One detail we have glossed over is how datagrams are sent and delivered between hosts connected to the same subnet. Most local area networks are based on link-layer technologies that require a link-layer address to be specified in order for a link layer frame to be efficiently delivered to its destination. For example, in an ethernet LANs, link-layer frames are addressed by specifying an ethernet address. As far as the network (IP) layer is concerned, the network-level address (IP address) is sufficient to get a network datagram to its destination. So, how do we turn an IP address into a link-layer address?

Note that for broadcast networks like ethernet, each host could simply send each transmitted frame to the broadcast address, which is a special link-layer address indicating delivery to all nodes attached to the LAN. However, this is inefficient, especially when link-layer switches are used.

The task of mapping IP address to link-layer addresses is the responsibility of the protocol ARP protocol. ARP = Address Resolution Protocol.

How ARP works:

Each node maintains an ARP cache containing a map of recently resolved IP addresses and their corresponding link-layer addresses.

ARP messages are carried directly in link-layer frames: they are not encapsulated in IP datagrams.

Many TCP/IP implementations perform gratuitous ARP queries when they enable their network interface. A gratuitous query is one where a node asks for the link layer address of its own IP address. This serves two purposes:
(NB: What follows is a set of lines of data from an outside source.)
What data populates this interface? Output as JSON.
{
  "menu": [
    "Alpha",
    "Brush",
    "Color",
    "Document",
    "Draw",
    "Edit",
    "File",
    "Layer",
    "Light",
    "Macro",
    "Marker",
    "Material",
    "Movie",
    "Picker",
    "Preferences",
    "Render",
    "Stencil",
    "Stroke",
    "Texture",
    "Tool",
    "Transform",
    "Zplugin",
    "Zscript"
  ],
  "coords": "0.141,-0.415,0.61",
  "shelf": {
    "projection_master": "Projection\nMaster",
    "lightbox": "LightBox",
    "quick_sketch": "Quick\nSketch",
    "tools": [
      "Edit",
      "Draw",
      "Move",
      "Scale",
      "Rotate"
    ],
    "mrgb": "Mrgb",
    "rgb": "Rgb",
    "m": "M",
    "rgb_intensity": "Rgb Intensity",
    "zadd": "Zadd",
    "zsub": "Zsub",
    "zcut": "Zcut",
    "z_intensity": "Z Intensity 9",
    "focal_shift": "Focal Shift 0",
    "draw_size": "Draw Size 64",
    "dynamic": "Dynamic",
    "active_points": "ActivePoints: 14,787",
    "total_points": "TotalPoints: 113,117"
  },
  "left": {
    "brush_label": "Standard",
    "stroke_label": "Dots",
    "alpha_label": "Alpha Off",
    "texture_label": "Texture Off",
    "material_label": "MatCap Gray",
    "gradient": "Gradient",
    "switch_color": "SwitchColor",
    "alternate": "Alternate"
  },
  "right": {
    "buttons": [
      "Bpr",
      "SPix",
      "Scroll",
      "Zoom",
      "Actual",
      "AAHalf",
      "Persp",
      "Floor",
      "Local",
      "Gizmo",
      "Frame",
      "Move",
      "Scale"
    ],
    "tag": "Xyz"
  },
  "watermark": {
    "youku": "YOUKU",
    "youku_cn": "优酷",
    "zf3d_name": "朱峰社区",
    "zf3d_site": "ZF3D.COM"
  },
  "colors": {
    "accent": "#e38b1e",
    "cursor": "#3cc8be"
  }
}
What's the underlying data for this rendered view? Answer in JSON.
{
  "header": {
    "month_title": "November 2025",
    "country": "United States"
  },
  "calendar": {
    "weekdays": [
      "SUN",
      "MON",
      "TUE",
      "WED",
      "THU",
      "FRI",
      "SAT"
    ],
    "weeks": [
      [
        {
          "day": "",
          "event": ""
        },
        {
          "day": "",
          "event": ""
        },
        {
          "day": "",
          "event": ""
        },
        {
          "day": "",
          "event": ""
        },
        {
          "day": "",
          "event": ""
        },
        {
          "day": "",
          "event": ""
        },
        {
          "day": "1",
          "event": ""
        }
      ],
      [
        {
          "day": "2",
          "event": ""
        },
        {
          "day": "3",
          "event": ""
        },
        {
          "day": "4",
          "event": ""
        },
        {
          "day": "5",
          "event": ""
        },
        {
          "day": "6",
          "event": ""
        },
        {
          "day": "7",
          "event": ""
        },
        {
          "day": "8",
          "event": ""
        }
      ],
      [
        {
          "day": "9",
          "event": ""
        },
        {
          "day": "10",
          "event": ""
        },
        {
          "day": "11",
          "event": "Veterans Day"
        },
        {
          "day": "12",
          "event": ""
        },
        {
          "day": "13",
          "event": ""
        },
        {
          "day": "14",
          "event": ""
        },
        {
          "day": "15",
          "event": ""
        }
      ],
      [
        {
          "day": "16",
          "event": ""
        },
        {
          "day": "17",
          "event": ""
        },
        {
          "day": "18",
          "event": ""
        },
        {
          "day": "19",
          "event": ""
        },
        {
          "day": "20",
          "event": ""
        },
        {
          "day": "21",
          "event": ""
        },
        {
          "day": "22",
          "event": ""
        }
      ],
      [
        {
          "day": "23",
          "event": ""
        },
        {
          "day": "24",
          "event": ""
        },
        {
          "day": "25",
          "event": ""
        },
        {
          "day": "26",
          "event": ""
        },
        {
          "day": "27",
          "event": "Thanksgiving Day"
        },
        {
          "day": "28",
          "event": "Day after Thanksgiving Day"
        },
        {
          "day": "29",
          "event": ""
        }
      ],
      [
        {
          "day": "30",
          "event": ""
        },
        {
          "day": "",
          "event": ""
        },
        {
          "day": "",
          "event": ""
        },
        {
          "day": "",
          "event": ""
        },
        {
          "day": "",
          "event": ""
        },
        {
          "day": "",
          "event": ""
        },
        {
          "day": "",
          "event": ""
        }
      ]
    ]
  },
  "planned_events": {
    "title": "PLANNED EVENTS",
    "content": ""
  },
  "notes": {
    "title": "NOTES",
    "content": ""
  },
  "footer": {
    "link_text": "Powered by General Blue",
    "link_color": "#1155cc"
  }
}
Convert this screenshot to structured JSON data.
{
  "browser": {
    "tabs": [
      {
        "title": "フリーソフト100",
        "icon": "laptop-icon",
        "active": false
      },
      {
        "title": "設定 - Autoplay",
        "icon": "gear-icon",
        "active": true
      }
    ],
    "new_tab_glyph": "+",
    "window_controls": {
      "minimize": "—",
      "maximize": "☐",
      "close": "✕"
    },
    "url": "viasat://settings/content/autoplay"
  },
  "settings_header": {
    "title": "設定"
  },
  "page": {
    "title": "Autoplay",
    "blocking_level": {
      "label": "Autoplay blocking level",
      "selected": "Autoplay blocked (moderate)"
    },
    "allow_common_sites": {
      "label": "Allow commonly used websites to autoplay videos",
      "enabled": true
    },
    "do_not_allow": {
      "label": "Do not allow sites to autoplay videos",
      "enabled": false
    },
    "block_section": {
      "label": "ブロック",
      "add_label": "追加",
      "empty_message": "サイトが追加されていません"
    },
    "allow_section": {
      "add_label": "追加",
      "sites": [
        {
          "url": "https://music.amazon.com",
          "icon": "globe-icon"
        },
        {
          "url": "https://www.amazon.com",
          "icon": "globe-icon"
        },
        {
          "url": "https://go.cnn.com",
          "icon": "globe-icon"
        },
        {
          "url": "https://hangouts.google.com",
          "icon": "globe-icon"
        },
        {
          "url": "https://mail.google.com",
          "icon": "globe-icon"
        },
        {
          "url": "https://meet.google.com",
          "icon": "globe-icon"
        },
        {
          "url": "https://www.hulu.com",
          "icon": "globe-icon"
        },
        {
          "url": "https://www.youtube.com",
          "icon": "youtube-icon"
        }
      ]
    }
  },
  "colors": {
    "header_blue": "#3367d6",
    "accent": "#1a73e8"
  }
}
DHCP

Another detail we are missing is how nodes obtain their own IP address. One way is for the network administrator to manually configure each node. This is not a good solution for large networks.

The DHCP protocol is a way that nodes can automatically learn their IP address. One machine on a LAN serves as the DHCP server. The DHCP protocol works as follows:

  1. When a node needs to get an IP address (usually when it boots up), it sends a DHCP request encapsulated in a UDP segment sent to the IP broadcast address, 255.255.255.255. (The IP broadcast address is automatically translated into the link-layer broadcast address, ensuring that all nodes on the LAN hear the DHCP request.)
  2. A server process running on the DHCP server machine determines an IP address for the node (possibly by checking the node's link-layer address). It puts an entry in its ARP cache (associating the node's IP address with its link-layer address) and then sends a DHCP response in a UDP datagram addressed to the node's new IP address.
  3. The client receives its reply, and now knows its IP address

One subtlety occurs in step 1: the node trying to learn its IP address must send a UDP segment. What source IP address should appear in the IP datagram encapsulating the UDP segment, when the node does not know its own IP address? The answer is that a special IP address, 0.0.0.0, is used as the source address.

In addition to configuring IP addresses, DHCP can be used for other important configuration information such as